White God

Hungarian director Kornél Mundruczo has won the Un Certain Regard prize at the Cannes Film Festival with his film White God (Feher Isten).

The Hungary-Germany-Sweden co-production centres on a 12-year-old girl who runs away from home to search for her dog. Sales are handled by The Match Factory.

It marks a triumphant return to Cannes for Mundruczo, who was previously in Competition in 2008 with Delta, which won the Fipresci prize, and in 2010 with Tender Son: The Frankenstein Project. His feature Johanna played in Un Certain Regard in 2005.

It has been a good week for Body, the dog who played Hagen in White God, who became the first canine to be invited on stage with Thierry Fremaux at the film’s Un Certain Regard screening and earlier today won the coveted Palm Dog.

The Jury Prize went to Swedish film Force Majeure (Turist). Ruben Ostlund’s story is about a family on holiday at a ski resort and the dynamics between them in the wake of an avalanche. The Coproduction Office has already secured multiple sales on the film.

The Un Certain Regard Special Prize went to The Salt of the Earth, a documentary from Cannes veteran Wim Wenders - who won the Palme d’Or for Paris, Texas in 1984. The film, about Brazilian photographer Sebastiao Salgado, was co-directed by his son Juliano Ribeiro Salgado.

Party Girl, which opened Un Certain Regard, won the Ensemble prize for first time directors Marie Amachoukeli, Claire Burger and Samuel Theis. Earlier today, Pyramide Films International reported sales of the film, a drama-doc hybrid about a woman who chooses to quit her job as a nightclub hostess to get married and settle down.

David Gulpilil won Best Actor for his role in Charlie’s Country, directed by Rolf de Heer.

This year’s Un Certain Regard line-up included 20 films in comoetition from 23 different countries. Seven of them were first films.

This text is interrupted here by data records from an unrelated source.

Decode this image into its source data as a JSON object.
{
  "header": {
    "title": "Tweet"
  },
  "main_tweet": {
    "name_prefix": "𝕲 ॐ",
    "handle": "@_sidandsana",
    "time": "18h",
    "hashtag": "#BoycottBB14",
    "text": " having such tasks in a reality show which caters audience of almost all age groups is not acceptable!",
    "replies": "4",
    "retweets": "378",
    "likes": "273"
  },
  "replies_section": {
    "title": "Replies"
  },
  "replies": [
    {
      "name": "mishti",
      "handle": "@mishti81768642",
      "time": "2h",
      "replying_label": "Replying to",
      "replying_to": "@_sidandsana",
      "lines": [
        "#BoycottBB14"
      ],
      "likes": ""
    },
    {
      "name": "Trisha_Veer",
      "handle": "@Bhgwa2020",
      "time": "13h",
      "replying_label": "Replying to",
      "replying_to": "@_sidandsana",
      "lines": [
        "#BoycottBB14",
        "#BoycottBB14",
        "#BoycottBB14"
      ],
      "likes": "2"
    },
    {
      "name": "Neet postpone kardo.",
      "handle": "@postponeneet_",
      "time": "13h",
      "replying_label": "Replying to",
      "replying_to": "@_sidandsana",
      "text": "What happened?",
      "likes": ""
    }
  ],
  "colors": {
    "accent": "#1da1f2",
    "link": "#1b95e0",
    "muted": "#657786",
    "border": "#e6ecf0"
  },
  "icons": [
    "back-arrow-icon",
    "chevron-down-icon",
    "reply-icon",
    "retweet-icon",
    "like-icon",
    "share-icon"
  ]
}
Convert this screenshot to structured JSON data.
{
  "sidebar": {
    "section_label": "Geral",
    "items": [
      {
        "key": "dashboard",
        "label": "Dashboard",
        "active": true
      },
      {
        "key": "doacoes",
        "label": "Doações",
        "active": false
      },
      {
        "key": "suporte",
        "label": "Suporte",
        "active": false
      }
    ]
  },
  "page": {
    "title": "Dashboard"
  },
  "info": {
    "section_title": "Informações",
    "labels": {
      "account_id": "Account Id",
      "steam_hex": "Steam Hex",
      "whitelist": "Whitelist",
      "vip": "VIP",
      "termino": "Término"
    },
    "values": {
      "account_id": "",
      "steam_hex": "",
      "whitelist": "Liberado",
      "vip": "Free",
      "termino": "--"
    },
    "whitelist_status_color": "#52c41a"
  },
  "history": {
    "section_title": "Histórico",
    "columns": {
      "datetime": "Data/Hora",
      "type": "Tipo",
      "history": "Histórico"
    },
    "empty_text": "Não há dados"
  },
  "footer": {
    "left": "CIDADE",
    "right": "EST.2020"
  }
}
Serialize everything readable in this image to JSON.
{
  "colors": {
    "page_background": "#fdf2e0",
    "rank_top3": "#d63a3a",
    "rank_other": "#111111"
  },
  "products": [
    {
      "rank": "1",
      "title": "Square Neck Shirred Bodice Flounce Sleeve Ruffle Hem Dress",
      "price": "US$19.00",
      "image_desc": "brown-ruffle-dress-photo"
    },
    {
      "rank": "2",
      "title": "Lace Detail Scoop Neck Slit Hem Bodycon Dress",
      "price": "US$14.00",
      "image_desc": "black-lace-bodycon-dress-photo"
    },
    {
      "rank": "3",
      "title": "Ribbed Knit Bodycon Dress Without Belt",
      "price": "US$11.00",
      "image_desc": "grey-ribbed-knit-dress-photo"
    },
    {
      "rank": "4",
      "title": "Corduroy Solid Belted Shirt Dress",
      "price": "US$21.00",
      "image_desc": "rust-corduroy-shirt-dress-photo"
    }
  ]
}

The jury was led by Argentinian director Pablo Trapero and comprised Criterion Collection president Peter Becker, Scandinavian actress Maria Bonnevie, French actress Géraldine Pailhas and director Moussa Touré from Sénégal.